The case for enterprise IT simplification, which typically involves server and data center consolidation, pruning the app portfolio and standardizing around a common IT infrastructure, is so compelling that many companies, including FedEx and Bank of America, have made it a central plank of their IT strategy. Of course complexity is not confined to IT systems.
Some companies have trimmed their product ranges to avoid confusing shoppers. For example, as an article in The Economist reported, Glidden, an American paint brand, decided in 2009 to reduce its palette of wall colors from an eye-dazzling 1,000 to a mere 282 because of a change in “Americans’ priorities from ‘more is better’ to ‘less is more’.”
Neither is it a uniquely American business problem.

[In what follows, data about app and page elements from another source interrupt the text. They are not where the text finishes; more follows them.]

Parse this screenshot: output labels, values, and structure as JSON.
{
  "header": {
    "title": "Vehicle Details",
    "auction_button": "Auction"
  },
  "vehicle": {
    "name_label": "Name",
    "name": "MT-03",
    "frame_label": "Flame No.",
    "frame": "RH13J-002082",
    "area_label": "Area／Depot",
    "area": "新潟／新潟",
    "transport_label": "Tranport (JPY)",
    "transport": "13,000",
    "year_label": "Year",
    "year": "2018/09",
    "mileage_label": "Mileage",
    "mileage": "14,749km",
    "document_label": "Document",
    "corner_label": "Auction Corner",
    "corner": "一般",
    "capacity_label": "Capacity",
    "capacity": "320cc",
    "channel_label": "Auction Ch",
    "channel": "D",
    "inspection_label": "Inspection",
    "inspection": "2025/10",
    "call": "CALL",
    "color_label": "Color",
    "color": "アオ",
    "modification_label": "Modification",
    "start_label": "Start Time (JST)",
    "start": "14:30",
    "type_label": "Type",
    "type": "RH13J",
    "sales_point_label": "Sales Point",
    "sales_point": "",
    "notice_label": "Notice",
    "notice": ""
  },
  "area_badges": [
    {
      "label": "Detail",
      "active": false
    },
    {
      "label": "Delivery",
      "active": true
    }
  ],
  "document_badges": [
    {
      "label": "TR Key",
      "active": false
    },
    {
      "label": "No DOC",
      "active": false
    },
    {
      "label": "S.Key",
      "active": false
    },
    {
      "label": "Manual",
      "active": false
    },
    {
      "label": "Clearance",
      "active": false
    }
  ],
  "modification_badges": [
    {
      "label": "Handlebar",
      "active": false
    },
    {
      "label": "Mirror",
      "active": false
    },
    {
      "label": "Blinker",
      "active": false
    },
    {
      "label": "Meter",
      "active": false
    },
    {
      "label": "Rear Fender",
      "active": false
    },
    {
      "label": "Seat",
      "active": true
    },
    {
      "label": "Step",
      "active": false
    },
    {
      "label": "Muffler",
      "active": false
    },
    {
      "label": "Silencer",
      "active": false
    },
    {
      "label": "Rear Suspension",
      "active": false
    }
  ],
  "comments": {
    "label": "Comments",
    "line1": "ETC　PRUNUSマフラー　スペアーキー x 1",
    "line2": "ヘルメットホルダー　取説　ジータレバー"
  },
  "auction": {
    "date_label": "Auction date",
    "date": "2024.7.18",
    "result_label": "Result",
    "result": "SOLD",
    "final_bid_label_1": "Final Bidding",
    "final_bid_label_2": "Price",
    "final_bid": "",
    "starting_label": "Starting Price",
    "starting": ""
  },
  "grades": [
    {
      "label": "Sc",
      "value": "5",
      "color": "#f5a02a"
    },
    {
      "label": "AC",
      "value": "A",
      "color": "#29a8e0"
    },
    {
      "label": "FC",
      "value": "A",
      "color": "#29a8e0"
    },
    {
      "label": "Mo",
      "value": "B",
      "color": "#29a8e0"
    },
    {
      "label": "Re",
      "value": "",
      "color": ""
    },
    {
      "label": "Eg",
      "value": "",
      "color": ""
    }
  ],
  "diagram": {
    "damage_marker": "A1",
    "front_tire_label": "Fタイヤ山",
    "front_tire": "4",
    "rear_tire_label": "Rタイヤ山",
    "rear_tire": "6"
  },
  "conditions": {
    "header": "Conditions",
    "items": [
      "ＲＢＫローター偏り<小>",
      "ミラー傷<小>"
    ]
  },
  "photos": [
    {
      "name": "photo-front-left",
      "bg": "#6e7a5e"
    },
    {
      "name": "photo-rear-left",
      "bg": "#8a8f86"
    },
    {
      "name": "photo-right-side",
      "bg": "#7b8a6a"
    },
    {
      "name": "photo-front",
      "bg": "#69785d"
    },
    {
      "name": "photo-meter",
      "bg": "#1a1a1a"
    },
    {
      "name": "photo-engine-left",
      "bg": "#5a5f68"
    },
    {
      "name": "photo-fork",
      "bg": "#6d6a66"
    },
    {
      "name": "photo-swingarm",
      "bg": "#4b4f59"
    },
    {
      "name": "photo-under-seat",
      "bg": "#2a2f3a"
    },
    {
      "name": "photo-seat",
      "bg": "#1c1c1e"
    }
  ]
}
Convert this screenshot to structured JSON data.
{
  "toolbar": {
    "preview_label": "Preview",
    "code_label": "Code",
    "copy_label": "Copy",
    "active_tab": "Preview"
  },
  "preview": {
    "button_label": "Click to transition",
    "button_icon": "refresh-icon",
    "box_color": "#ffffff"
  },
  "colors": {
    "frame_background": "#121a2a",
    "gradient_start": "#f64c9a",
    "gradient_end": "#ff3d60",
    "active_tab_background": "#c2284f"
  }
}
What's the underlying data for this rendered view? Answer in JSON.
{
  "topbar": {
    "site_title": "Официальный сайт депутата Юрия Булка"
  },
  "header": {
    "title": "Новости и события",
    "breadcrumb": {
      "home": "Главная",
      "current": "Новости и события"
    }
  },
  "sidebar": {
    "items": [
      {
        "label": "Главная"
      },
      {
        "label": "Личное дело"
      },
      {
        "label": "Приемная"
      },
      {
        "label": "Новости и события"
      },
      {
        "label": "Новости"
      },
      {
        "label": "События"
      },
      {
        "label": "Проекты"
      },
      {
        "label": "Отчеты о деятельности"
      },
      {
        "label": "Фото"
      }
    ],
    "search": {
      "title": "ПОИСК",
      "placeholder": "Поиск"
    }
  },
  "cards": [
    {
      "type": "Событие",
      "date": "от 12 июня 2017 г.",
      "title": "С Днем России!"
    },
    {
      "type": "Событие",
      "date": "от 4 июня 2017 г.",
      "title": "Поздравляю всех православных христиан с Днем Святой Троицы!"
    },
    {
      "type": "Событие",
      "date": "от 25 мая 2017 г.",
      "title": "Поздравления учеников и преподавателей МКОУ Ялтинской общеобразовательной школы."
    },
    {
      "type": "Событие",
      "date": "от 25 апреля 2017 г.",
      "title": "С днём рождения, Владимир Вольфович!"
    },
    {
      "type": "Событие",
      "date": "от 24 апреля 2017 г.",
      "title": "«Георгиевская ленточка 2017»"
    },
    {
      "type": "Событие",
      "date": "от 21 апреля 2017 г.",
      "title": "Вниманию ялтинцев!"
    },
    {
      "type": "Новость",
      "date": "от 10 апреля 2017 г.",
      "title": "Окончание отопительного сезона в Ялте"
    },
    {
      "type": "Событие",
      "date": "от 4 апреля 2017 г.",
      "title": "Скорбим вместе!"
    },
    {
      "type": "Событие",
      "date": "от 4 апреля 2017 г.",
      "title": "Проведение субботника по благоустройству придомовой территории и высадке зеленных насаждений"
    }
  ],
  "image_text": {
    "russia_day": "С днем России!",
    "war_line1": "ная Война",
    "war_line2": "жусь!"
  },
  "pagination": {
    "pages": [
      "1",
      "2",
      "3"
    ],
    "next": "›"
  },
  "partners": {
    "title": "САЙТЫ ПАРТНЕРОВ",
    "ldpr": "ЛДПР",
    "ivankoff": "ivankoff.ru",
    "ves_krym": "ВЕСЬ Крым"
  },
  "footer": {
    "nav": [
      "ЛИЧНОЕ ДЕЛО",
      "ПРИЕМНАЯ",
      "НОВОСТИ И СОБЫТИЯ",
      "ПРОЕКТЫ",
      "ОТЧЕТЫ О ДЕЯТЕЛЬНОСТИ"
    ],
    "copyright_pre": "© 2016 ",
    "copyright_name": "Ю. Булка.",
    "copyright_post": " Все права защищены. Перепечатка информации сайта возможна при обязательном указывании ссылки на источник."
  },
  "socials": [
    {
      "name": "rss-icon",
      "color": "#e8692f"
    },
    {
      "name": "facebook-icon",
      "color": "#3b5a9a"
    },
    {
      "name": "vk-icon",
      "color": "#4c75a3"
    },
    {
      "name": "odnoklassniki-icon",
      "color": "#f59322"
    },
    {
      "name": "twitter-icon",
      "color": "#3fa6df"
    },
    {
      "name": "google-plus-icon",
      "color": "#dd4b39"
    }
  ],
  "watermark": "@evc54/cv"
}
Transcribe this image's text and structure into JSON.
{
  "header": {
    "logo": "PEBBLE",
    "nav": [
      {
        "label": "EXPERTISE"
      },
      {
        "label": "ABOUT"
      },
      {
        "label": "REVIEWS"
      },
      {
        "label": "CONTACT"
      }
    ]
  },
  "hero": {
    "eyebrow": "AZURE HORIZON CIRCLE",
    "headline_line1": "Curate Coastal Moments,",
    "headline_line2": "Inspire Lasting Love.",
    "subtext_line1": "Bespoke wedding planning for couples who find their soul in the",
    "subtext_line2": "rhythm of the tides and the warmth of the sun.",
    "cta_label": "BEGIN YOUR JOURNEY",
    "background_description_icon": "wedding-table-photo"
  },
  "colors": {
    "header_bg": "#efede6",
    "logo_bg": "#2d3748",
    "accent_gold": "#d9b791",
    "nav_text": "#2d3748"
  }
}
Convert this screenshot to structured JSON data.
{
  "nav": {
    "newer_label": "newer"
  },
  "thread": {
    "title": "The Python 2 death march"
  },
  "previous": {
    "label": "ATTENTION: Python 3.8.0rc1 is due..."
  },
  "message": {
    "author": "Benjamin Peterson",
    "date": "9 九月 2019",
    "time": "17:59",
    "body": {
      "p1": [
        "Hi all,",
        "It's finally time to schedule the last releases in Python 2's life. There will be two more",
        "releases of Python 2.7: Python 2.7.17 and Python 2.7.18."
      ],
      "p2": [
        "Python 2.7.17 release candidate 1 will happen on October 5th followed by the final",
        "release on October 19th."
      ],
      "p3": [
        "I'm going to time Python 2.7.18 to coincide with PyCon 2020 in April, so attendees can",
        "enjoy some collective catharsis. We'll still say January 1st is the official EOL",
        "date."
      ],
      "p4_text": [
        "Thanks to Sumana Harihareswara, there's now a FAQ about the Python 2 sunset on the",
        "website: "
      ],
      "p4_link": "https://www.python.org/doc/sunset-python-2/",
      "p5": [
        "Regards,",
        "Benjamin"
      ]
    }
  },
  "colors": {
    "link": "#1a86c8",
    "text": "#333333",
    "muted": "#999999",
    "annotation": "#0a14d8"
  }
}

As The Economist also reported that L’Astrance, a three-star Michelin restaurant in Paris’s posh 16th arrondissement, offers no choice at all on its menu: diners chose the number of courses they want and Pascal Barbot, the chef, then delivers them based on ingredients he has picked up in the market that day.
Underscoring how sometimes less really is more; in the early 1990s when Procter & Gamble, the US-based consumer-products company, reduced the number of Head and Shoulders shampoos on store shelves from 26 to 15, sales increased by 10 percent, according to Sheena Iyengar, Columbia Business School professor and author of “The Art of Choosing.”
Combatting complexity and ‘running simple’ isn’t always easy. But the three astronauts aboard Apollo 13 in April 1970 and the NASA mission control support staff proved it is essential. After an oxygen tank exploded crippling their spacecraft and forcing them to abandon a planned lunar landing, the crew and support staff broke down the enormous problems they faced into manageable chunks. Despite great hardship caused by limited power, loss of cabin heat, shortage of potable water, and the critical need to undertake makeshift repairs to the carbon dioxide removal system, the crew returned safely to Earth and Apollo 13 became known as one of the greatest ‘successful failures.’
So what do you think?